Top of EXERCISE MATERIAL

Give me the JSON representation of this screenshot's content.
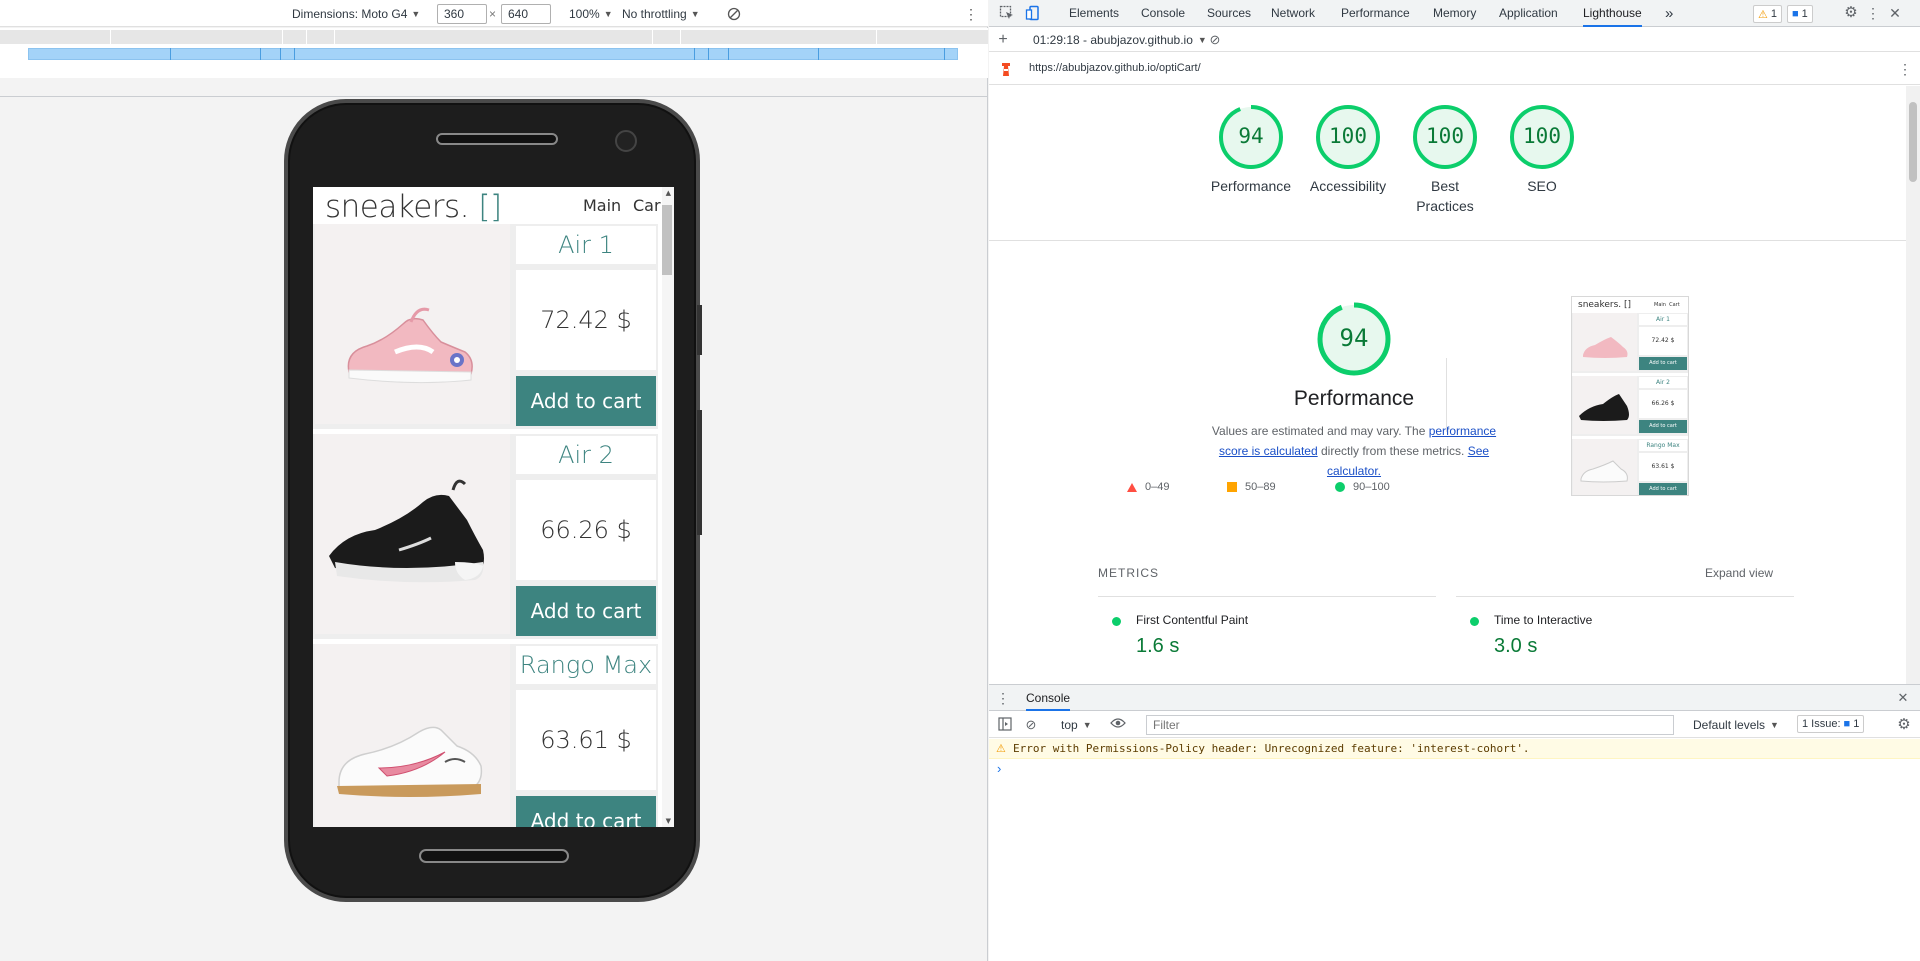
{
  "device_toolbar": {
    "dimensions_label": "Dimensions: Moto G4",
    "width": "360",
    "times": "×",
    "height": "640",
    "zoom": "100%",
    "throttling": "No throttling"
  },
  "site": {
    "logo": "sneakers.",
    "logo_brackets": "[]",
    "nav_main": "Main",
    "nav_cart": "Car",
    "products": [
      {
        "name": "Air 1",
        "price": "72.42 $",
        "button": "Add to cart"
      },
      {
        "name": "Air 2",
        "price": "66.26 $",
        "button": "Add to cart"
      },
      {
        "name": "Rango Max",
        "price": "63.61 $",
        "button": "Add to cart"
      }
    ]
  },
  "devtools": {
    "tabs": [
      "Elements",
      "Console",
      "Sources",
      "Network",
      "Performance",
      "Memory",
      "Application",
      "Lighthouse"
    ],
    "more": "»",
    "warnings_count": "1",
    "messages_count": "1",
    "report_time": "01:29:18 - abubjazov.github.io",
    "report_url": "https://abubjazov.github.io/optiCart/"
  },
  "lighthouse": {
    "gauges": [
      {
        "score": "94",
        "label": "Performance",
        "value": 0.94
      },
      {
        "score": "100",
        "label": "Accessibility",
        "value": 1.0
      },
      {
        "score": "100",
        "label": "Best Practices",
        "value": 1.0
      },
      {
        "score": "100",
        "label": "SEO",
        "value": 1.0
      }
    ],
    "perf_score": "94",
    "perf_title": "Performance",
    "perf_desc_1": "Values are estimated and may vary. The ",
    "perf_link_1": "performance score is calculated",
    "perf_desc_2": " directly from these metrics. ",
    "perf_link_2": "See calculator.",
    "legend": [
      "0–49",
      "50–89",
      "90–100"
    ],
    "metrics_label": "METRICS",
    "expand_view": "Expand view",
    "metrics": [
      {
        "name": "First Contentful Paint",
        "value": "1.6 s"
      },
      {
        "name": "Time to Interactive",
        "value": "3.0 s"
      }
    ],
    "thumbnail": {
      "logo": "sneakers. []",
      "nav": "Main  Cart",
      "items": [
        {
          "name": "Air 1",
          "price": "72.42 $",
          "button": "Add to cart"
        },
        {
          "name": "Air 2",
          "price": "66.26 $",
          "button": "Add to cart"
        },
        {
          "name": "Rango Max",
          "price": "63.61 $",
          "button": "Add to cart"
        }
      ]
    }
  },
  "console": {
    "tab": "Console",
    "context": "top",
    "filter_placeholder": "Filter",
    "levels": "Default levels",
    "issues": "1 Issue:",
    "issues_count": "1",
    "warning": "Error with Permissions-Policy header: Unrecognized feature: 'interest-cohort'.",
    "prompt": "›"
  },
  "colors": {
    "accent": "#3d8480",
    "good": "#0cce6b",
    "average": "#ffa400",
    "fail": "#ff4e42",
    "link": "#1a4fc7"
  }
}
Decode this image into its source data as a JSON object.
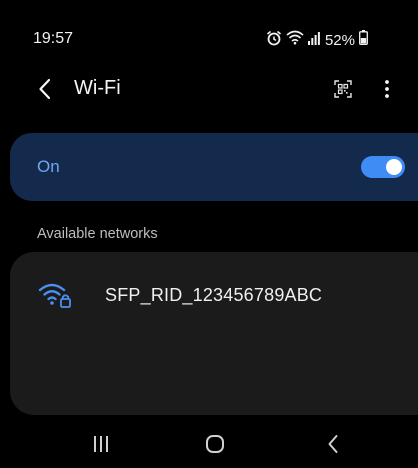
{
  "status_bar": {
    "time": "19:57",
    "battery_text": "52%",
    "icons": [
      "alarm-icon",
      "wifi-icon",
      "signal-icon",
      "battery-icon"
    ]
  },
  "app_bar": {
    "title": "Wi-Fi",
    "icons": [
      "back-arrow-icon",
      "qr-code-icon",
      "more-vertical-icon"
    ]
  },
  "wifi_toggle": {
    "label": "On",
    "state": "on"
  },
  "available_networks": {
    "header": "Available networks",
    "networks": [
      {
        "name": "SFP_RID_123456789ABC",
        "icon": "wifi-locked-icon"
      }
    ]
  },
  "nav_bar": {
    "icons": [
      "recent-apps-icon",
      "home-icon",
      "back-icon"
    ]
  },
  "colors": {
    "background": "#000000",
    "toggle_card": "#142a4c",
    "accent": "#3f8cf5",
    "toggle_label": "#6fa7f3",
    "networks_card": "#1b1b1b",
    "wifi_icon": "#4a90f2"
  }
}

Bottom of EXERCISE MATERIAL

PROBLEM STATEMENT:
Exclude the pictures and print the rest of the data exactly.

SOLUTION FOR THIS TASK:
Give me the JSON representation of this screenshot's content.
{
  "device_toolbar": {
    "dimensions_label": "Dimensions: Moto G4",
    "width": "360",
    "times": "×",
    "height": "640",
    "zoom": "100%",
    "throttling": "No throttling"
  },
  "site": {
    "logo": "sneakers.",
    "logo_brackets": "[]",
    "nav_main": "Main",
    "nav_cart": "Car",
    "products": [
      {
        "name": "Air 1",
        "price": "72.42 $",
        "button": "Add to cart"
      },
      {
        "name": "Air 2",
        "price": "66.26 $",
        "button": "Add to cart"
      },
      {
        "name": "Rango Max",
        "price": "63.61 $",
        "button": "Add to cart"
      }
    ]
  },
  "devtools": {
    "tabs": [
      "Elements",
      "Console",
      "Sources",
      "Network",
      "Performance",
      "Memory",
      "Application",
      "Lighthouse"
    ],
    "more": "»",
    "warnings_count": "1",
    "messages_count": "1",
    "report_time": "01:29:18 - abubjazov.github.io",
    "report_url": "https://abubjazov.github.io/optiCart/"
  },
  "lighthouse": {
    "gauges": [
      {
        "score": "94",
        "label": "Performance",
        "value": 0.94
      },
      {
        "score": "100",
        "label": "Accessibility",
        "value": 1.0
      },
      {
        "score": "100",
        "label": "Best Practices",
        "value": 1.0
      },
      {
        "score": "100",
        "label": "SEO",
        "value": 1.0
      }
    ],
    "perf_score": "94",
    "perf_title": "Performance",
    "perf_desc_1": "Values are estimated and may vary. The ",
    "perf_link_1": "performance score is calculated",
    "perf_desc_2": " directly from these metrics. ",
    "perf_link_2": "See calculator.",
    "legend": [
      "0–49",
      "50–89",
      "90–100"
    ],
    "metrics_label": "METRICS",
    "expand_view": "Expand view",
    "metrics": [
      {
        "name": "First Contentful Paint",
        "value": "1.6 s"
      },
      {
        "name": "Time to Interactive",
        "value": "3.0 s"
      }
    ],
    "thumbnail": {
      "logo": "sneakers. []",
      "nav": "Main  Cart",
      "items": [
        {
          "name": "Air 1",
          "price": "72.42 $",
          "button": "Add to cart"
        },
        {
          "name": "Air 2",
          "price": "66.26 $",
          "button": "Add to cart"
        },
        {
          "name": "Rango Max",
          "price": "63.61 $",
          "button": "Add to cart"
        }
      ]
    }
  },
  "console": {
    "tab": "Console",
    "context": "top",
    "filter_placeholder": "Filter",
    "levels": "Default levels",
    "issues": "1 Issue:",
    "issues_count": "1",
    "warning": "Error with Permissions-Policy header: Unrecognized feature: 'interest-cohort'.",
    "prompt": "›"
  },
  "colors": {
    "accent": "#3d8480",
    "good": "#0cce6b",
    "average": "#ffa400",
    "fail": "#ff4e42",
    "link": "#1a4fc7"
  }
}
Decode this image into its source data as a JSON object.
{
  "status_bar": {
    "time": "19:57",
    "battery_text": "52%",
    "icons": [
      "alarm-icon",
      "wifi-icon",
      "signal-icon",
      "battery-icon"
    ]
  },
  "app_bar": {
    "title": "Wi-Fi",
    "icons": [
      "back-arrow-icon",
      "qr-code-icon",
      "more-vertical-icon"
    ]
  },
  "wifi_toggle": {
    "label": "On",
    "state": "on"
  },
  "available_networks": {
    "header": "Available networks",
    "networks": [
      {
        "name": "SFP_RID_123456789ABC",
        "icon": "wifi-locked-icon"
      }
    ]
  },
  "nav_bar": {
    "icons": [
      "recent-apps-icon",
      "home-icon",
      "back-icon"
    ]
  },
  "colors": {
    "background": "#000000",
    "toggle_card": "#142a4c",
    "accent": "#3f8cf5",
    "toggle_label": "#6fa7f3",
    "networks_card": "#1b1b1b",
    "wifi_icon": "#4a90f2"
  }
}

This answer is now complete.